**DATA SUPPLIED**
---+---

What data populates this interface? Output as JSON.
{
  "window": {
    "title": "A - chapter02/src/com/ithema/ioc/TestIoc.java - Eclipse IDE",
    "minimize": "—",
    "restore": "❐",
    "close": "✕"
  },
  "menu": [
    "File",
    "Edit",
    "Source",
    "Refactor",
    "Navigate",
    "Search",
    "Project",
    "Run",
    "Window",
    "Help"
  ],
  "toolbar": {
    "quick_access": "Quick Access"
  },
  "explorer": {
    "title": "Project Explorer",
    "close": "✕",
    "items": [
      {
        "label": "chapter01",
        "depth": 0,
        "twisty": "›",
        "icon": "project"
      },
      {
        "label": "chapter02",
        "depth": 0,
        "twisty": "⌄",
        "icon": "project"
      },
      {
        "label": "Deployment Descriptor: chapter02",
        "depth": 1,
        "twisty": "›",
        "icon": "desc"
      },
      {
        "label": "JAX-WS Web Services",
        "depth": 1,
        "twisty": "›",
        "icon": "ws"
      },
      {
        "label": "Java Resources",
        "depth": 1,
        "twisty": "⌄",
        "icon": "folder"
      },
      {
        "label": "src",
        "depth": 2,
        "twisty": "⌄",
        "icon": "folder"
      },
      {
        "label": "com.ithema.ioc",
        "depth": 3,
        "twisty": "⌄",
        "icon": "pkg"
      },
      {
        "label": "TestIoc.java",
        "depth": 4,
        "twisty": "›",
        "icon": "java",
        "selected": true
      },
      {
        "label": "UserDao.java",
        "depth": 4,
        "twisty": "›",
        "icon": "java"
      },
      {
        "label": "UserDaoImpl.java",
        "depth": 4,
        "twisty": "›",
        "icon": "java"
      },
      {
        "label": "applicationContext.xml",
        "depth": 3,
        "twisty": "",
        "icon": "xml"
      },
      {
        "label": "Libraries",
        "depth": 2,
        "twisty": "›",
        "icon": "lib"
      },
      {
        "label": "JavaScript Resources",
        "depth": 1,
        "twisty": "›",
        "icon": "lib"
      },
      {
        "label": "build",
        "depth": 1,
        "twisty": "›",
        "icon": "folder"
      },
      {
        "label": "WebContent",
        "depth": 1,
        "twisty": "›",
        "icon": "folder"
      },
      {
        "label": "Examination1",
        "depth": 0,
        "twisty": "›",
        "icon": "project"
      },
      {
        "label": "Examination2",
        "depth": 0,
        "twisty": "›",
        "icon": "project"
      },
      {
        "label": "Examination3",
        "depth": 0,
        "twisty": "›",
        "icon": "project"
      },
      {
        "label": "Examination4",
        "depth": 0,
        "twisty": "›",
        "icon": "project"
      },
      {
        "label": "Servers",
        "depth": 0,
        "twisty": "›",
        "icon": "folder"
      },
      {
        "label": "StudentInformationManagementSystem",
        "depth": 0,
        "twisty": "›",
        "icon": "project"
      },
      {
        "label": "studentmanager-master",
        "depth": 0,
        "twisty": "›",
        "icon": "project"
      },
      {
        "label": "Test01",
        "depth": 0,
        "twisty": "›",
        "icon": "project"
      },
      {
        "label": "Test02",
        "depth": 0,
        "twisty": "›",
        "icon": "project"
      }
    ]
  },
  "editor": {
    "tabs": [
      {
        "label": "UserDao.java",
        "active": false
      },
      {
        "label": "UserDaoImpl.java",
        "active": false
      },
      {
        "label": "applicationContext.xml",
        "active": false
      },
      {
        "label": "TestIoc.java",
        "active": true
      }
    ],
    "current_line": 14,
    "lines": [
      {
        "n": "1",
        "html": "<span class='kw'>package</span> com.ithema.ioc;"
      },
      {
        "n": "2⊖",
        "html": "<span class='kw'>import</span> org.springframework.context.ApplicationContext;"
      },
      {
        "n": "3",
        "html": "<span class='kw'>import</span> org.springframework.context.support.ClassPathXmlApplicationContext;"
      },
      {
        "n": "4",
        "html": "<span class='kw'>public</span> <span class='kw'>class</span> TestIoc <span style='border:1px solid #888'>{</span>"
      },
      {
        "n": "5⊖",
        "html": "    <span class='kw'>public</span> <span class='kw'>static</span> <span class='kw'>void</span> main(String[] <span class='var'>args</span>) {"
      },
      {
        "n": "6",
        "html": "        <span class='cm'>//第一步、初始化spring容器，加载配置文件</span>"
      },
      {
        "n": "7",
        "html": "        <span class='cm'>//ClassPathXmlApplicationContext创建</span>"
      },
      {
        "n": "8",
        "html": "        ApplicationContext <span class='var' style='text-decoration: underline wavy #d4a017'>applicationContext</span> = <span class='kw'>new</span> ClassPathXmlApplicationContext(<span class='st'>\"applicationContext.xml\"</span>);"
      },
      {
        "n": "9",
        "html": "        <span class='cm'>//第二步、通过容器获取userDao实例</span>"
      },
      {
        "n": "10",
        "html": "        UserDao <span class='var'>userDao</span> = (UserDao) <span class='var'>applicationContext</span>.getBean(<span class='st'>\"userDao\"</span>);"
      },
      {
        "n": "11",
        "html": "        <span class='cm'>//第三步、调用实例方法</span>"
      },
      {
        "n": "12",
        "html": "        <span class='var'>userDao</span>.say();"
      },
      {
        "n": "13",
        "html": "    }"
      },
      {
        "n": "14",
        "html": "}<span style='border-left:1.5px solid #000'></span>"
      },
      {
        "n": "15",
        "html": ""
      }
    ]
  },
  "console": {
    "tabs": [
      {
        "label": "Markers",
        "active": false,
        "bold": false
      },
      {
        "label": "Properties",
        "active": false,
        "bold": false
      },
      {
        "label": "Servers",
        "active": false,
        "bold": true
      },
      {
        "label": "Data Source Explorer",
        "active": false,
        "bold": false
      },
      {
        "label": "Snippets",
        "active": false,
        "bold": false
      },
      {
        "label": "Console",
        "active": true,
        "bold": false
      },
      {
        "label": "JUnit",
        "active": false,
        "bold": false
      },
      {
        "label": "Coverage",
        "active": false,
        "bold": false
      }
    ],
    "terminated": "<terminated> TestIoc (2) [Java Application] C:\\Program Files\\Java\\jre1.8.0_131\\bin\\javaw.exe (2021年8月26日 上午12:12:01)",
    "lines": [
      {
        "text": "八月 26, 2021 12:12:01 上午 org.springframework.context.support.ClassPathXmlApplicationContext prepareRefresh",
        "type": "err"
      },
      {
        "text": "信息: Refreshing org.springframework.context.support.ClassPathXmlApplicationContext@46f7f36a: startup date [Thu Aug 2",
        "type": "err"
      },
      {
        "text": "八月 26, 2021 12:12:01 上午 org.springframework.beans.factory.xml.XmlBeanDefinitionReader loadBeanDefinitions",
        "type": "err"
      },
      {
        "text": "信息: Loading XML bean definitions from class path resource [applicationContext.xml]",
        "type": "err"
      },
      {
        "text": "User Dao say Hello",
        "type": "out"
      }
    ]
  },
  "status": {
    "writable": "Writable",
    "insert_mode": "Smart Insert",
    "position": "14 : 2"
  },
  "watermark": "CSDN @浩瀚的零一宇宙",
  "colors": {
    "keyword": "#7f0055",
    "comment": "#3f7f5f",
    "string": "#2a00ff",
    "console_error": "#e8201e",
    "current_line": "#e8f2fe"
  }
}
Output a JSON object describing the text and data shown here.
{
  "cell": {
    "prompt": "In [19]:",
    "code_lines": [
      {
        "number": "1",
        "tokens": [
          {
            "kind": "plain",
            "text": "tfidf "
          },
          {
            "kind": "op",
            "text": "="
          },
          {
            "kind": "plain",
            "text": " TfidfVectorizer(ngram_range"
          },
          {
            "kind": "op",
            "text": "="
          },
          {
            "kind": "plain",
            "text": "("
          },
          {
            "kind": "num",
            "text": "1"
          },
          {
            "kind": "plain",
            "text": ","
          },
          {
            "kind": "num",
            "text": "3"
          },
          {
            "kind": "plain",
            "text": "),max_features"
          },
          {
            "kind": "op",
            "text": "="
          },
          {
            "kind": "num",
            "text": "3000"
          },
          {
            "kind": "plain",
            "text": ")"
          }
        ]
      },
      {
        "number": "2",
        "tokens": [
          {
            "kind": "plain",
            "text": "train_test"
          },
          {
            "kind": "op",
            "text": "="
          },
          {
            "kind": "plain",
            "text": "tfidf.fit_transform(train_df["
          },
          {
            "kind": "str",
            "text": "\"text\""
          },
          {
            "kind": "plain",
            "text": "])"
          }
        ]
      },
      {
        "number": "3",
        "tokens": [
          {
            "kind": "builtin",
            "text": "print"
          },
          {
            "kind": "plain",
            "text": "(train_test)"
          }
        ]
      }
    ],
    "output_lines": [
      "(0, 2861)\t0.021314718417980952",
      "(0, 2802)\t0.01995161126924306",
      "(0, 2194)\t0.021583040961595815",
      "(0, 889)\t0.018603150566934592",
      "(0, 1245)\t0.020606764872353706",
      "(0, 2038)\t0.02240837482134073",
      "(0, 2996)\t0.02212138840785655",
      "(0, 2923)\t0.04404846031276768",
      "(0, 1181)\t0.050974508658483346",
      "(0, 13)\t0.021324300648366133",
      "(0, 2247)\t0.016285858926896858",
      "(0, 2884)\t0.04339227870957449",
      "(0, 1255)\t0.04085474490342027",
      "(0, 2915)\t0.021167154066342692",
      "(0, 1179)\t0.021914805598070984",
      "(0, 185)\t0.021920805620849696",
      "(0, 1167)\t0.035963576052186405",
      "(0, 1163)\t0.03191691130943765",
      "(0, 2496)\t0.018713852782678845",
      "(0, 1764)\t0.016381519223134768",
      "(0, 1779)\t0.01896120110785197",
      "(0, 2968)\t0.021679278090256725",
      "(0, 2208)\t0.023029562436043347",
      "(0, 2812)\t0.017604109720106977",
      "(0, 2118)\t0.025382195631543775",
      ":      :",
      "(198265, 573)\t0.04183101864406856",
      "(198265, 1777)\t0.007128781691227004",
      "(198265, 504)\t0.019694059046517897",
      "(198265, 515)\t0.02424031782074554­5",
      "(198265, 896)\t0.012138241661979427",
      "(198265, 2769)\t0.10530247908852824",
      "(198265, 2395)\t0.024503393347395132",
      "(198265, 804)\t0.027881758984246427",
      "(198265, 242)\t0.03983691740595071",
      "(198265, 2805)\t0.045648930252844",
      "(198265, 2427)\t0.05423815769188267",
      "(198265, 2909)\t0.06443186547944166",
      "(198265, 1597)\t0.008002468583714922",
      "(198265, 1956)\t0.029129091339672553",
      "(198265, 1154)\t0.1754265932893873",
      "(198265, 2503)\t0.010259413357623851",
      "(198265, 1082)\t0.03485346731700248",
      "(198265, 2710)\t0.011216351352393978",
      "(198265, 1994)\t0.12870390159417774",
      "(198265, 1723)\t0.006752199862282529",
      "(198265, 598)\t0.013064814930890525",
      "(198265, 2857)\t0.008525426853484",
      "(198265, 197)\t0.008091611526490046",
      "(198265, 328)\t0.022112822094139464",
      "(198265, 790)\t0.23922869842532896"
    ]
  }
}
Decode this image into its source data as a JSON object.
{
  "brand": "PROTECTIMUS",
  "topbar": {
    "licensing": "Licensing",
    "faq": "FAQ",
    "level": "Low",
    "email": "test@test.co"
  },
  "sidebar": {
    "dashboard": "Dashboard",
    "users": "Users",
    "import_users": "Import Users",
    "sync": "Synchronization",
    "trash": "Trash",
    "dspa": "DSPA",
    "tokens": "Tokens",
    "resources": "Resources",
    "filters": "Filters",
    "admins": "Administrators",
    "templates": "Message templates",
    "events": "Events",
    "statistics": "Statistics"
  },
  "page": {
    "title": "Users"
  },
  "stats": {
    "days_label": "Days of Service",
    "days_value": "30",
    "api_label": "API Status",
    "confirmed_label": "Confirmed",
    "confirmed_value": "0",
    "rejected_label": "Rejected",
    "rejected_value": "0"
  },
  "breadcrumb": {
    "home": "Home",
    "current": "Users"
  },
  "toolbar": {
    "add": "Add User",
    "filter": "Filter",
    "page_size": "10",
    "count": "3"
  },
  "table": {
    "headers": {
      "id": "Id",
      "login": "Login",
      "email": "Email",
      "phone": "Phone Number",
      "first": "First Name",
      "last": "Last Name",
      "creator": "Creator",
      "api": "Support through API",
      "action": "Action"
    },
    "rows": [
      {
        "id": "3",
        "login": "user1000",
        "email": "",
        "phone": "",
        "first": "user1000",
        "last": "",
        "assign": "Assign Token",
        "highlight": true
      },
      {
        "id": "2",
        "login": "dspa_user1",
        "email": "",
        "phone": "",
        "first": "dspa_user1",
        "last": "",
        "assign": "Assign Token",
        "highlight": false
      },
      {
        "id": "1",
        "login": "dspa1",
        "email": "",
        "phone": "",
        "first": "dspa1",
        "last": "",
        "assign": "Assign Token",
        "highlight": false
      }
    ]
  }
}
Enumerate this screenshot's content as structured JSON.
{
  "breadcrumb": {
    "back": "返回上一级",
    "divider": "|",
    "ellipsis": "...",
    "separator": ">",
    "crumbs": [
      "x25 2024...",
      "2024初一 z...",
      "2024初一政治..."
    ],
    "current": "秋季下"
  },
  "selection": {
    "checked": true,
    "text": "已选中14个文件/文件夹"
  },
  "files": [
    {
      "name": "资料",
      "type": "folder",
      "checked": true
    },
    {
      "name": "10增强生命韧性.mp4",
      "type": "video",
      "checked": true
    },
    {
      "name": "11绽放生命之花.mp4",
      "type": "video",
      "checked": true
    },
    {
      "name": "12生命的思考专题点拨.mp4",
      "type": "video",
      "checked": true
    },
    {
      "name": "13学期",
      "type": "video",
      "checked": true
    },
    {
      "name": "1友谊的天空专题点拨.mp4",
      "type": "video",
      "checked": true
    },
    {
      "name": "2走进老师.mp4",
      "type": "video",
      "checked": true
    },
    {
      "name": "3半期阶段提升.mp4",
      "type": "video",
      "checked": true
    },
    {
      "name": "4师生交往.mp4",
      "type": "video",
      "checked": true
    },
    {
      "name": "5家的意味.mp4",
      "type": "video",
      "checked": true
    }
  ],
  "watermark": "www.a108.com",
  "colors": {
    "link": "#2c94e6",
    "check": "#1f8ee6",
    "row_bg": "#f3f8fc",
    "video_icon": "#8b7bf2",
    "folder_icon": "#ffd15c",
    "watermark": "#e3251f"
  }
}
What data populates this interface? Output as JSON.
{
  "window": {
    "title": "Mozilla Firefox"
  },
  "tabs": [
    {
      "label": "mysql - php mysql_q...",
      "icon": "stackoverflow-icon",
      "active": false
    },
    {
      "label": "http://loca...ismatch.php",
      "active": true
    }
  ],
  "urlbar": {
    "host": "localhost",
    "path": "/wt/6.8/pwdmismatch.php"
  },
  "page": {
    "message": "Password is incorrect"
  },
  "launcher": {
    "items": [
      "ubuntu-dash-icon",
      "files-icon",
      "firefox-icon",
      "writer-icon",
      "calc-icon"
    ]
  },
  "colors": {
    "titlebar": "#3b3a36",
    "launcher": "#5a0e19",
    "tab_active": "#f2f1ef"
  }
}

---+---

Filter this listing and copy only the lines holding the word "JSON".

What data populates this interface? Output as JSON.
Output a JSON object describing the text and data shown here.
Decode this image into its source data as a JSON object.
Enumerate this screenshot's content as structured JSON.
What data populates this interface? Output as JSON.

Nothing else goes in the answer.